* THE PROBLEM
Down to the last line, print the entries below exactly, and keep every picture out of the copy.

* DATA FOR PROCESSING
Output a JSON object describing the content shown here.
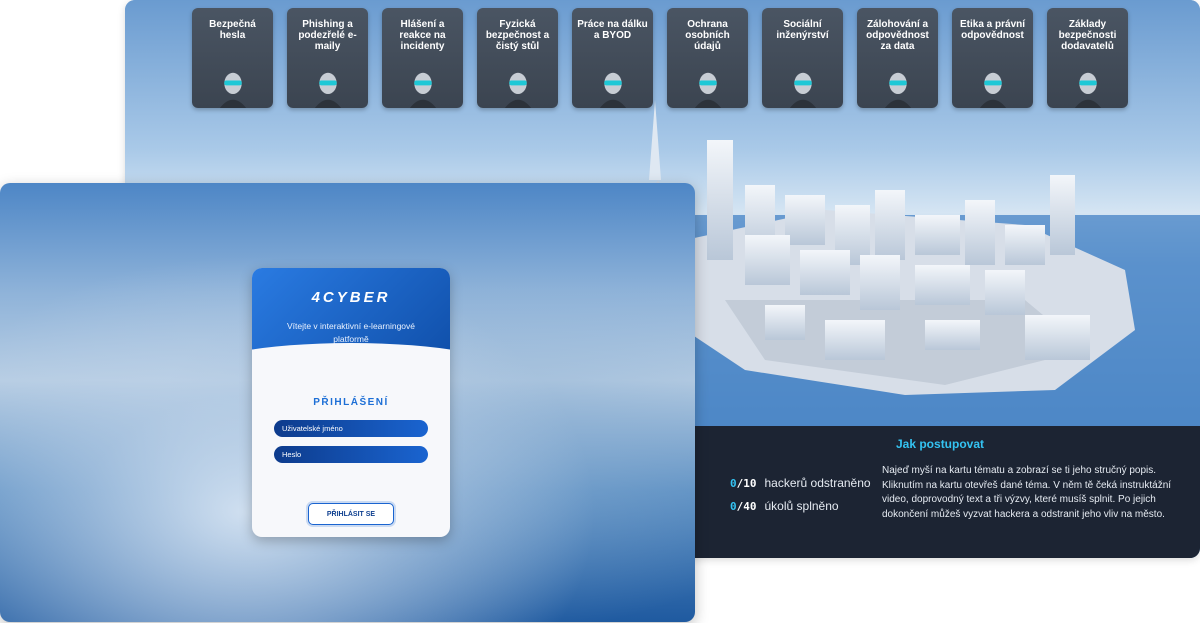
{
  "topics": [
    {
      "title": "Bezpečná hesla",
      "avatar_color": "#1ec8d6"
    },
    {
      "title": "Phishing a podezřelé e-maily",
      "avatar_color": "#1ec8d6"
    },
    {
      "title": "Hlášení a reakce na incidenty",
      "avatar_color": "#1ec8d6"
    },
    {
      "title": "Fyzická bezpečnost a čistý stůl",
      "avatar_color": "#1ec8d6"
    },
    {
      "title": "Práce na dálku a BYOD",
      "avatar_color": "#1ec8d6"
    },
    {
      "title": "Ochrana osobních údajů",
      "avatar_color": "#1ec8d6"
    },
    {
      "title": "Sociální inženýrství",
      "avatar_color": "#1ec8d6"
    },
    {
      "title": "Zálohování a odpovědnost za data",
      "avatar_color": "#1ec8d6"
    },
    {
      "title": "Etika a právní odpovědnost",
      "avatar_color": "#1ec8d6"
    },
    {
      "title": "Základy bezpečnosti dodavatelů",
      "avatar_color": "#1ec8d6"
    }
  ],
  "progress": {
    "hackers": {
      "done": "0",
      "total": "/10",
      "label": "hackerů odstraněno"
    },
    "tasks": {
      "done": "0",
      "total": "/40",
      "label": "úkolů splněno"
    }
  },
  "howto": {
    "title": "Jak postupovat",
    "text": "Najeď myší na kartu tématu a zobrazí se ti jeho stručný popis. Kliknutím na kartu otevřeš dané téma. V něm tě čeká instruktážní video, doprovodný text a tři výzvy, které musíš splnit. Po jejich dokončení můžeš vyzvat hackera a odstranit jeho vliv na město."
  },
  "login": {
    "brand": "4CYBER",
    "welcome": "Vítejte v interaktivní e-learningové platformě",
    "title": "PŘIHLÁŠENÍ",
    "username_placeholder": "Uživatelské jméno",
    "password_placeholder": "Heslo",
    "submit_label": "PŘIHLÁSIT SE"
  },
  "colors": {
    "accent": "#34c3f2",
    "brand_blue": "#1a64d0",
    "panel_dark": "#1c2433",
    "card_bg": "#434d5a"
  }
}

* ANSWER SECTION
Output a JSON object describing the content shown here.
{
  "topics": [
    {
      "title": "Bezpečná hesla",
      "avatar_color": "#1ec8d6"
    },
    {
      "title": "Phishing a podezřelé e-maily",
      "avatar_color": "#1ec8d6"
    },
    {
      "title": "Hlášení a reakce na incidenty",
      "avatar_color": "#1ec8d6"
    },
    {
      "title": "Fyzická bezpečnost a čistý stůl",
      "avatar_color": "#1ec8d6"
    },
    {
      "title": "Práce na dálku a BYOD",
      "avatar_color": "#1ec8d6"
    },
    {
      "title": "Ochrana osobních údajů",
      "avatar_color": "#1ec8d6"
    },
    {
      "title": "Sociální inženýrství",
      "avatar_color": "#1ec8d6"
    },
    {
      "title": "Zálohování a odpovědnost za data",
      "avatar_color": "#1ec8d6"
    },
    {
      "title": "Etika a právní odpovědnost",
      "avatar_color": "#1ec8d6"
    },
    {
      "title": "Základy bezpečnosti dodavatelů",
      "avatar_color": "#1ec8d6"
    }
  ],
  "progress": {
    "hackers": {
      "done": "0",
      "total": "/10",
      "label": "hackerů odstraněno"
    },
    "tasks": {
      "done": "0",
      "total": "/40",
      "label": "úkolů splněno"
    }
  },
  "howto": {
    "title": "Jak postupovat",
    "text": "Najeď myší na kartu tématu a zobrazí se ti jeho stručný popis. Kliknutím na kartu otevřeš dané téma. V něm tě čeká instruktážní video, doprovodný text a tři výzvy, které musíš splnit. Po jejich dokončení můžeš vyzvat hackera a odstranit jeho vliv na město."
  },
  "login": {
    "brand": "4CYBER",
    "welcome": "Vítejte v interaktivní e-learningové platformě",
    "title": "PŘIHLÁŠENÍ",
    "username_placeholder": "Uživatelské jméno",
    "password_placeholder": "Heslo",
    "submit_label": "PŘIHLÁSIT SE"
  },
  "colors": {
    "accent": "#34c3f2",
    "brand_blue": "#1a64d0",
    "panel_dark": "#1c2433",
    "card_bg": "#434d5a"
  }
}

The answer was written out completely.